(Action item) Restate every record exactly as it is written, while omitting the pictures it holds.

### Supplied material

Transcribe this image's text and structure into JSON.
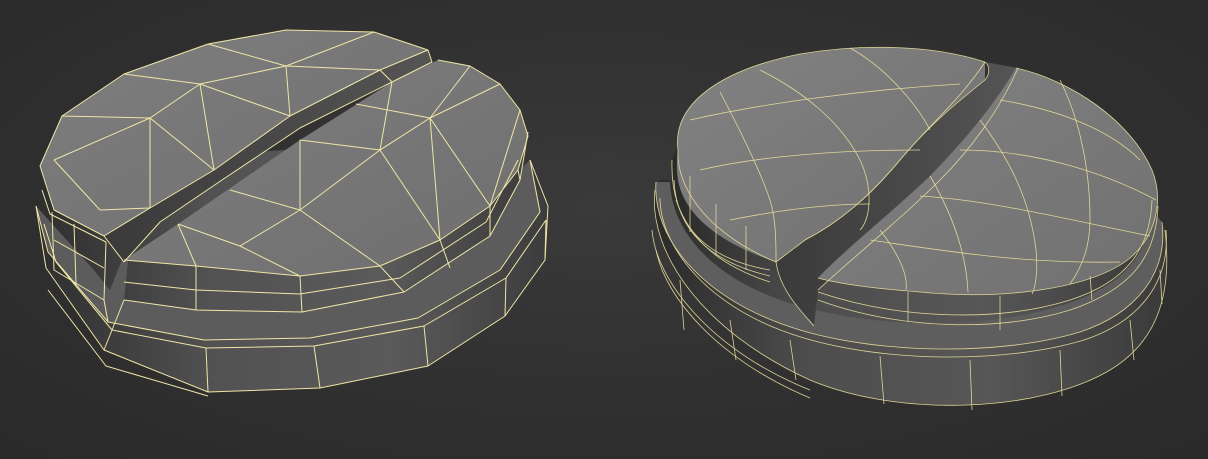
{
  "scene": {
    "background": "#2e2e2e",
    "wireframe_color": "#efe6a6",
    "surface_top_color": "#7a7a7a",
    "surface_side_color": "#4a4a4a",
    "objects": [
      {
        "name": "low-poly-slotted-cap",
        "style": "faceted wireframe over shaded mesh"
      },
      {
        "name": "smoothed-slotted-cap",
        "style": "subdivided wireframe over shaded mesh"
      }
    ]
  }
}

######

(Your response)
Transcribe this image's text and structure into JSON.
{
  "scene": {
    "background": "#2e2e2e",
    "wireframe_color": "#efe6a6",
    "surface_top_color": "#7a7a7a",
    "surface_side_color": "#4a4a4a",
    "objects": [
      {
        "name": "low-poly-slotted-cap",
        "style": "faceted wireframe over shaded mesh"
      },
      {
        "name": "smoothed-slotted-cap",
        "style": "subdivided wireframe over shaded mesh"
      }
    ]
  }
}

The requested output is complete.